▸ **Records from a collection**

"""

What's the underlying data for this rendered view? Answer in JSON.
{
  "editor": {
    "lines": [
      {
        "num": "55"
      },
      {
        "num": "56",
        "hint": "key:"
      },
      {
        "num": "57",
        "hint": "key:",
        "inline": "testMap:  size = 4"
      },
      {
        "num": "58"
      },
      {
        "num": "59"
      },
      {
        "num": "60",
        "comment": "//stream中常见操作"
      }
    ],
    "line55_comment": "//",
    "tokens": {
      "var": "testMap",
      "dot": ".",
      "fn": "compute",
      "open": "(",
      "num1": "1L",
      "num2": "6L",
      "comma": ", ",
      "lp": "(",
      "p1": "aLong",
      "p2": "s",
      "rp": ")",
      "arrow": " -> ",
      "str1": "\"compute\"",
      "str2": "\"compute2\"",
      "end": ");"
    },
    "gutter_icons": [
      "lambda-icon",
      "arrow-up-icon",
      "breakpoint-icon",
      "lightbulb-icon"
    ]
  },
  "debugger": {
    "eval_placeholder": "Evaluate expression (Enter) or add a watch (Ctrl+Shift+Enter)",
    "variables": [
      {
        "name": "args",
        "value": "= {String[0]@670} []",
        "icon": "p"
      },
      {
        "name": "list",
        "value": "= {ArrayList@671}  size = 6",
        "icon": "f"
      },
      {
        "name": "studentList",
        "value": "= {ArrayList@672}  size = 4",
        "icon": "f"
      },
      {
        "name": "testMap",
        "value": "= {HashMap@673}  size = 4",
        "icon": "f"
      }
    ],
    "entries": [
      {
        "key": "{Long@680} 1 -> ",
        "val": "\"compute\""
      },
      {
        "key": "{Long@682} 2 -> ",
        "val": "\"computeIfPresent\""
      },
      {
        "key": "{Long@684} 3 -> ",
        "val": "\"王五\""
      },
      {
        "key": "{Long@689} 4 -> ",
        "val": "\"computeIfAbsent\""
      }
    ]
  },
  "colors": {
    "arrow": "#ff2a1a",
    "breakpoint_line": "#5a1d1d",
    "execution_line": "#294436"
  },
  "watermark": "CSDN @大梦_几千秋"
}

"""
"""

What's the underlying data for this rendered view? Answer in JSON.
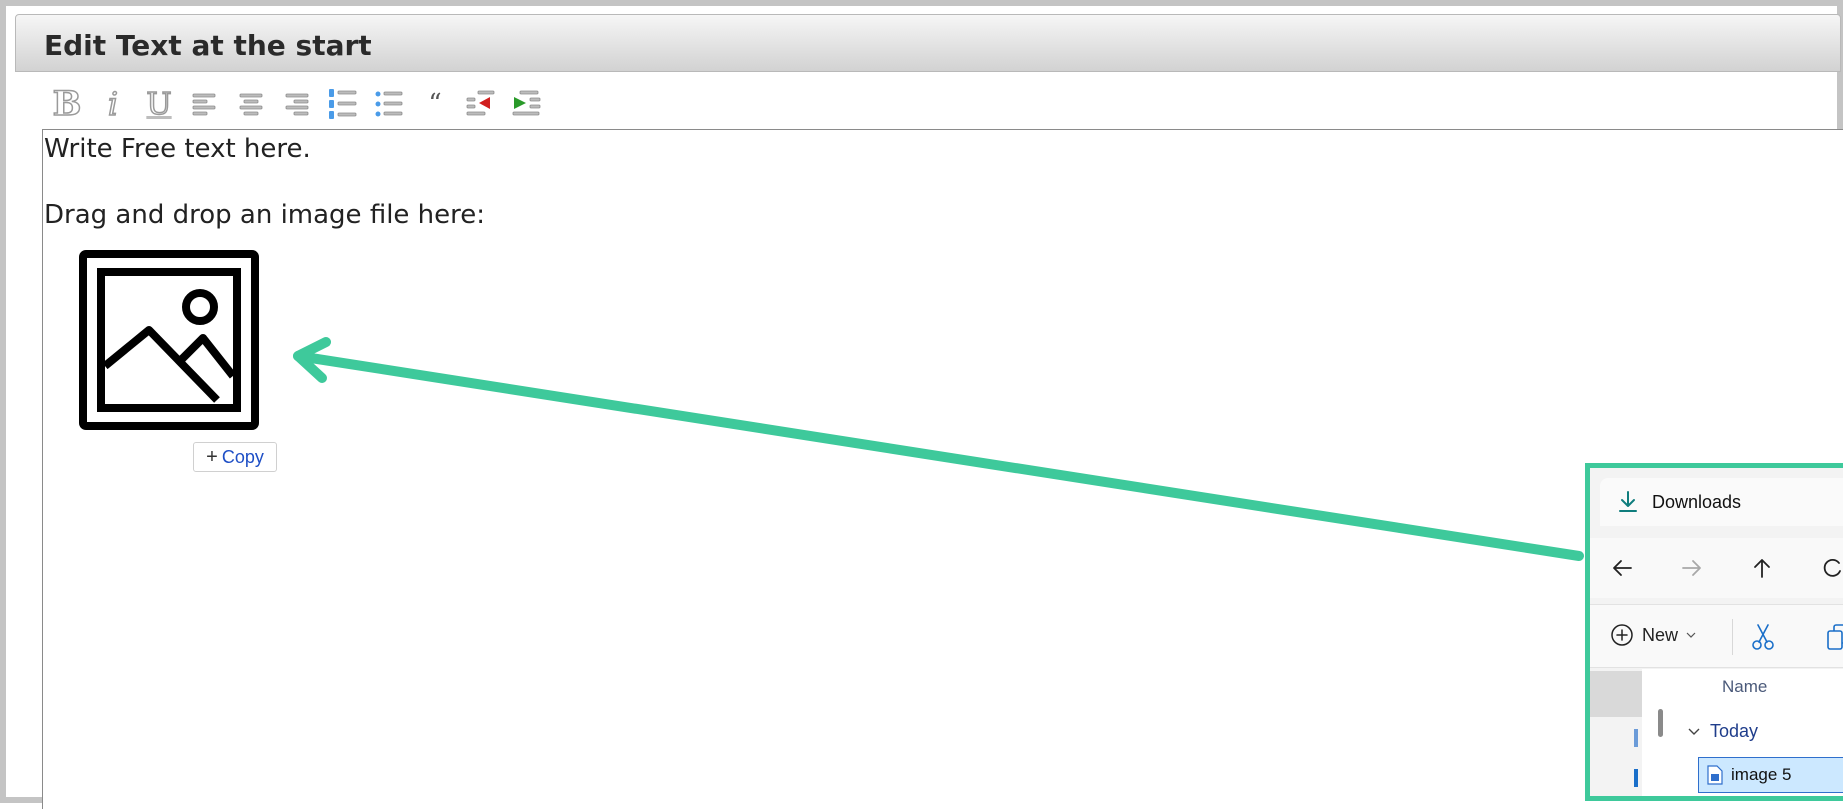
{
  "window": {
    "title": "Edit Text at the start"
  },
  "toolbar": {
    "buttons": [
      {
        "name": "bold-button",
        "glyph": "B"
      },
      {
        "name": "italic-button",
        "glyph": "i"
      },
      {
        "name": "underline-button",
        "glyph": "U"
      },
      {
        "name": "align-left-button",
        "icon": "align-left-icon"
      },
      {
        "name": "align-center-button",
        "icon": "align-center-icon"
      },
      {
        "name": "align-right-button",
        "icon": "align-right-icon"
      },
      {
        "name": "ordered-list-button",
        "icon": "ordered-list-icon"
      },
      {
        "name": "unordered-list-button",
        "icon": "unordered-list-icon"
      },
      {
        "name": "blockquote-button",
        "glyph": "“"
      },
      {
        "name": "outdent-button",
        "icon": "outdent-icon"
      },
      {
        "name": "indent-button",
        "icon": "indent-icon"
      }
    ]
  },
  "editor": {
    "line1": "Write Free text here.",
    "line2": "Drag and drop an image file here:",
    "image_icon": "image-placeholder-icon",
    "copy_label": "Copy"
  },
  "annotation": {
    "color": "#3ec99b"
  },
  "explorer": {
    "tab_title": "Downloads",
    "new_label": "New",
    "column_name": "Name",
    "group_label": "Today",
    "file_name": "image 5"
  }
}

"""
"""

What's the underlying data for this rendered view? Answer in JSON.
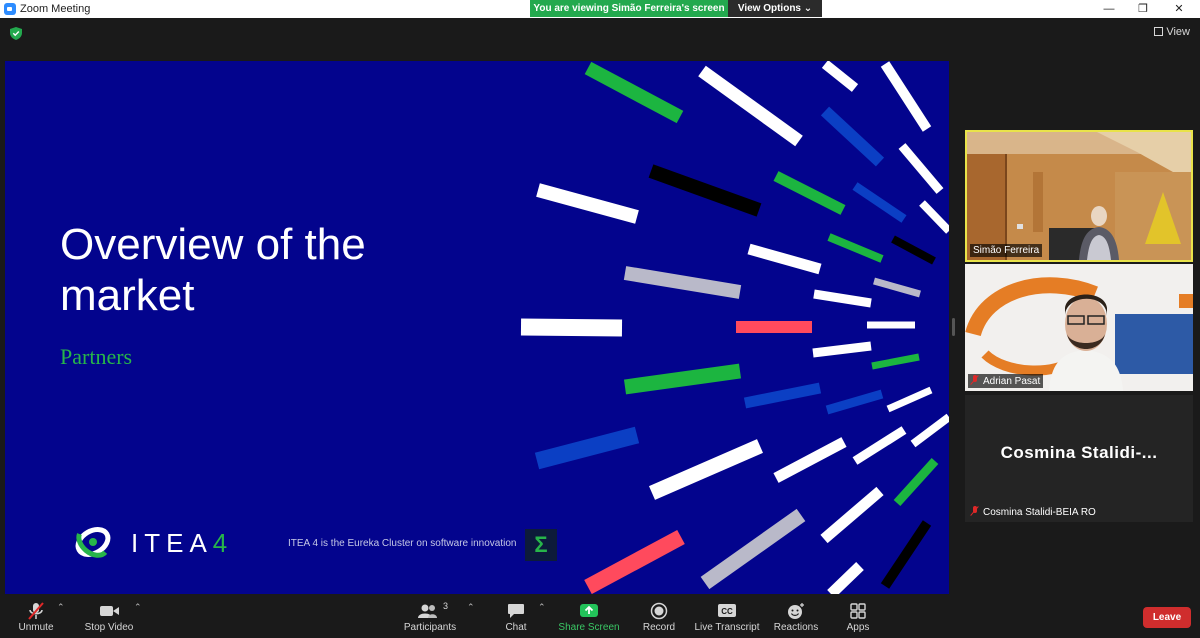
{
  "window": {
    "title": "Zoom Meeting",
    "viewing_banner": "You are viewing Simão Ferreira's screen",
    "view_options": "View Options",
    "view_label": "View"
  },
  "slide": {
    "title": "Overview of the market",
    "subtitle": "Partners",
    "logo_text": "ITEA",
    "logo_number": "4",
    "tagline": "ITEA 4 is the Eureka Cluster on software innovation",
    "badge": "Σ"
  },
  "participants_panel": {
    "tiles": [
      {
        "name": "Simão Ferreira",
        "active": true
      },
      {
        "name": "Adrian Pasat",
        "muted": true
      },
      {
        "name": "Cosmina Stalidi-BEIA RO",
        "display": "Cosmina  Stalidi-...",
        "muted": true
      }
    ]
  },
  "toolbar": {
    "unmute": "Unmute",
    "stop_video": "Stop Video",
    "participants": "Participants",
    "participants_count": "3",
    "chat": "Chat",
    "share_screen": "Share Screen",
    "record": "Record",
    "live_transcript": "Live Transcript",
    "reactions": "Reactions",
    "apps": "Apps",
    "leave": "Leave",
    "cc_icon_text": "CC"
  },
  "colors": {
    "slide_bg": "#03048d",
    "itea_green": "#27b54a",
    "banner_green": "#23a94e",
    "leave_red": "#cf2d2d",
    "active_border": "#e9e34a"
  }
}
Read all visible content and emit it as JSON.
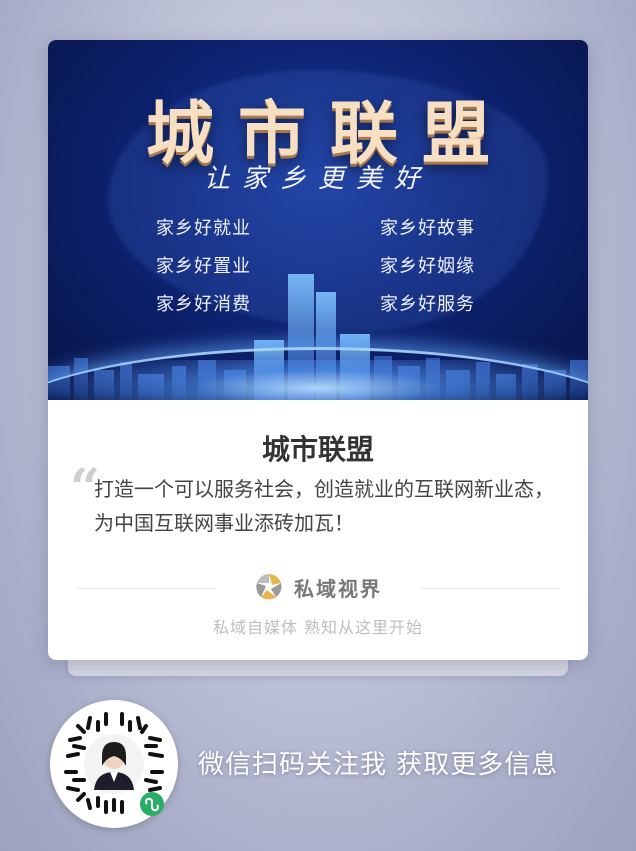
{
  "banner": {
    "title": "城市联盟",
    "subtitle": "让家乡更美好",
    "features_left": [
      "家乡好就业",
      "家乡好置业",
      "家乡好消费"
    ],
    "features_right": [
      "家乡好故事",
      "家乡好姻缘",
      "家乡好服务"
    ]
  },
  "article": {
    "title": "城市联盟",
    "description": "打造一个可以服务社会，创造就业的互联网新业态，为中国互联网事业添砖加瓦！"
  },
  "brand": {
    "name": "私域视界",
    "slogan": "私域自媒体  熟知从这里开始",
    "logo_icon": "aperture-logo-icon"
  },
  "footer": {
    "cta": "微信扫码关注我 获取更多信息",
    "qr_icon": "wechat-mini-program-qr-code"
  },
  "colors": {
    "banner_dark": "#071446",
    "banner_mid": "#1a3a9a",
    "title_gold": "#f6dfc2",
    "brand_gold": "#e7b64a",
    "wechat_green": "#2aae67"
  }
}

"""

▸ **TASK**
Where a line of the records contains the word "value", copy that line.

▸ **RESULT BELOW**
        "value": "= {String[0]@670} []",
        "value": "= {ArrayList@671}  size = 6",
        "value": "= {ArrayList@672}  size = 4",
        "value": "= {HashMap@673}  size = 4",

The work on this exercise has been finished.